  • S – stands for specific. As mentioned above, start with the end in mind and make your goal as specific as possible. Saying you will “lose weight” is not specific. Saying you will “lose 30 pounds in the next 6 months by lowering your calorie intake by 1000 calories and running on the treadmill for 60 minutes 4 times a week” is specific.
  • M – stands for measurable. Your goals has to be specific and measurable. Being measurable is important to ensure you know you have “arrived” when you reach this threshold. S and M go hand in hand.
  • A – stands for attainable. Your goals should be “Big Hairy Audacious Goals” as proposed by James Collins and Jerry Porras in their 1996 article entitled Building Your Company's Vision. This means your goals should not be easily reached but logically attainable with enough hard work and commitment. Too many people set unrealistic goals then get disappointed when they miss the mark.
  • R – stands for results-oriented. This further reinforces the first section above. When setting goals, don’t let your mind get overwhelmed by all of the actions you need to complete to reach your goal. There is a time and place for everything and when setting goals, accept that you think about specific actions later. Right now concentrate on the desired end result. I strongly recommend you read my article about using the “Next Actions” methodology from GTD.
  • T stands for time. This means that each of your goals should have a specific deadline. When engaged in coaching, I work with my customer to get as specific as possible (to the day even).

Don’t beat yourself up

Next December, take the time to ask your friends and colleagues about how many of their goals they achieved. You may be surprised at how negative the conversation get’s and how quickly people make up excuses. Remember that beating yourself up is very self destructive and will not help you achieve your goals. Instead acknowledge that you may have missed some goals, spend some time thinking about why and about how you can approach your goals differently next year to have a better chance of meeting your targets.

How many goals should I have?

This is a question I love asking my employees, friends and family. Ask people how many goals they set for the year. Most of the answers you get will be in the low single digits. People believe that making a small number of goals increases the likelyhood of successfully completing them. WRONG!!!!

I believe you should set as many goals as possible and my rule of thumb is 30-50. Remember that not all of your goals should be to “cure cancer” or “solve world hunger”. A goal is anything you would like to be true by this time next year. It can be as complex as finishing up a master’s degree or about as simple as how you would like to perform when playing golf or what kind of outlook on life you want to have.

Ask yourself “What would life look like in a year, if it was better?”

Remember that out of the goals you set at the beginning of the year, you will likely end up working on a handful (10% or less). Read the following section to find out why.

Remember that you will not achieve most of your goals

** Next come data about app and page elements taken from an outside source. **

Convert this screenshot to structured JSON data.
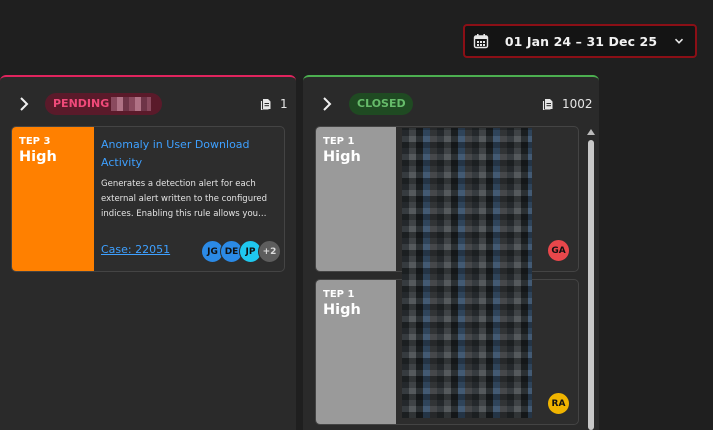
{
  "date_range": {
    "label": "01 Jan 24 – 31 Dec 25",
    "icon": "calendar-icon"
  },
  "columns": [
    {
      "status": "PENDING",
      "accent": "#e0245e",
      "count": "1",
      "cards": [
        {
          "step": "TEP 3",
          "severity": "High",
          "severity_color": "#ff8000",
          "title": "Anomaly in User Download Activity",
          "description": "Generates a detection alert for each external alert written to the configured indices. Enabling this rule allows you…",
          "case": "Case: 22051",
          "assignees": [
            "JG",
            "DE",
            "JP"
          ],
          "more_assignees": "+2"
        }
      ]
    },
    {
      "status": "CLOSED",
      "accent": "#4caf50",
      "count": "1002",
      "cards": [
        {
          "step": "TEP 1",
          "severity": "High",
          "severity_color": "#9a9a9a",
          "assignee": "GA"
        },
        {
          "step": "TEP 1",
          "severity": "High",
          "severity_color": "#9a9a9a",
          "assignee": "RA"
        }
      ]
    }
  ]
}
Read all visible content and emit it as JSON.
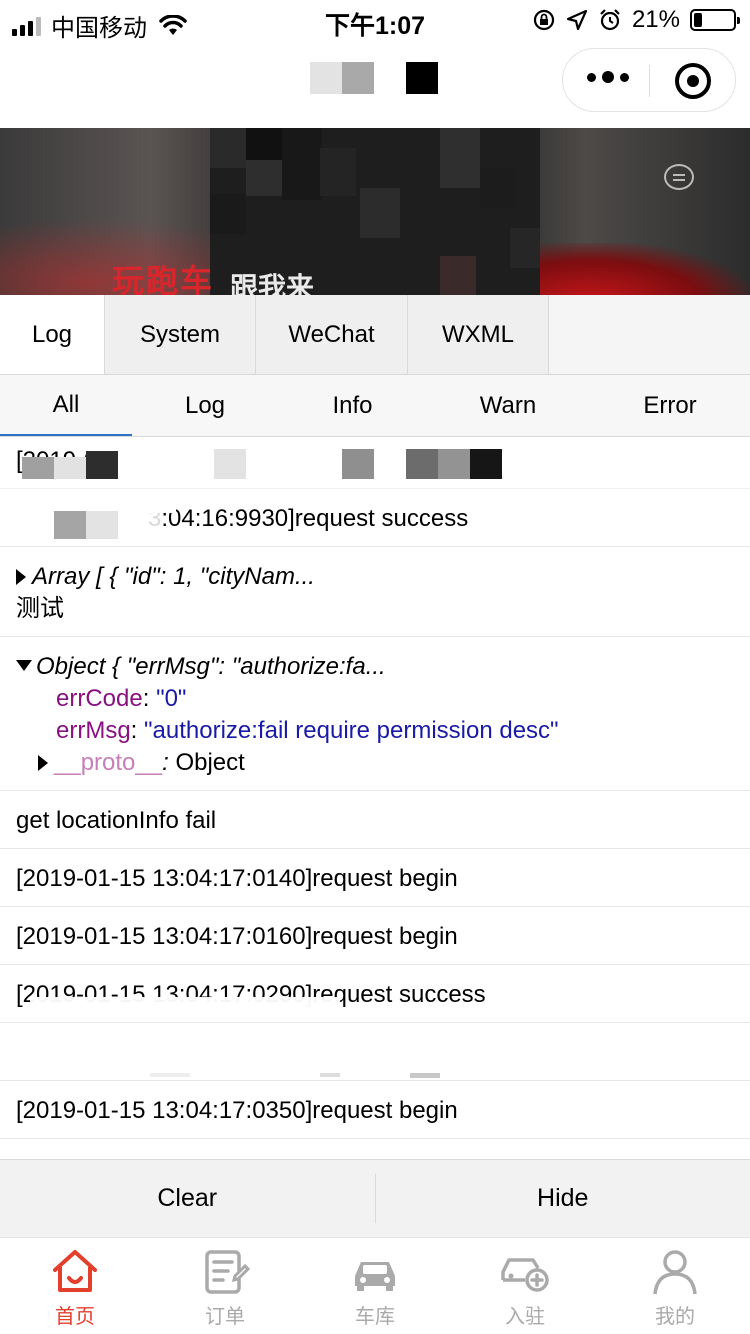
{
  "status_bar": {
    "carrier": "中国移动",
    "time": "下午1:07",
    "battery_percent": "21%",
    "battery_level": 0.21
  },
  "banner": {
    "text_red": "玩跑车",
    "text_white": "跟我来"
  },
  "console": {
    "tabs": [
      {
        "label": "Log",
        "active": true
      },
      {
        "label": "System",
        "active": false
      },
      {
        "label": "WeChat",
        "active": false
      },
      {
        "label": "WXML",
        "active": false
      }
    ],
    "filters": [
      {
        "label": "All",
        "active": true
      },
      {
        "label": "Log",
        "active": false
      },
      {
        "label": "Info",
        "active": false
      },
      {
        "label": "Warn",
        "active": false
      },
      {
        "label": "Error",
        "active": false
      }
    ]
  },
  "logs": {
    "row1_partial": "[2019-0",
    "row2_text": "3:04:16:9930]request success",
    "row3_array": "Array [ { \"id\": 1, \"cityNam...",
    "row3_text": "测试",
    "row4_object": "Object { \"errMsg\": \"authorize:fa...",
    "row4_errcode_key": "errCode",
    "row4_errcode_val": "\"0\"",
    "row4_errmsg_key": "errMsg",
    "row4_errmsg_val": "\"authorize:fail require permission desc\"",
    "row4_proto_key": "__proto__",
    "row4_proto_val": "Object",
    "row5_text": "get locationInfo fail",
    "row6_text": "[2019-01-15 13:04:17:0140]request begin",
    "row7_text": "[2019-01-15 13:04:17:0160]request begin",
    "row8_text": "[2019-01-15 13:04:17:0290]request success",
    "row10_text": "[2019-01-15 13:04:17:0350]request begin"
  },
  "toolbar": {
    "clear_label": "Clear",
    "hide_label": "Hide"
  },
  "tabbar": {
    "items": [
      {
        "label": "首页",
        "icon": "home-icon",
        "active": true
      },
      {
        "label": "订单",
        "icon": "order-icon",
        "active": false
      },
      {
        "label": "车库",
        "icon": "car-icon",
        "active": false
      },
      {
        "label": "入驻",
        "icon": "car-add-icon",
        "active": false
      },
      {
        "label": "我的",
        "icon": "user-icon",
        "active": false
      }
    ],
    "active_color": "#e2402c",
    "inactive_color": "#aaaaaa"
  }
}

You set your goals at the beginning of the year based on the best information available at the time. As you work through your various goals, you will acquire additional data or perspective and may decide that something else is more worthwhile.  This new goal may not even have been visible when you did your initial goal setting. You likely saw this new more worthwhile goal because of the effort you put into achieving your original one. Without that original one, you may never have seen this more valuable one and that is why it is still important to set those goals and drive towards them with everything you’ve got.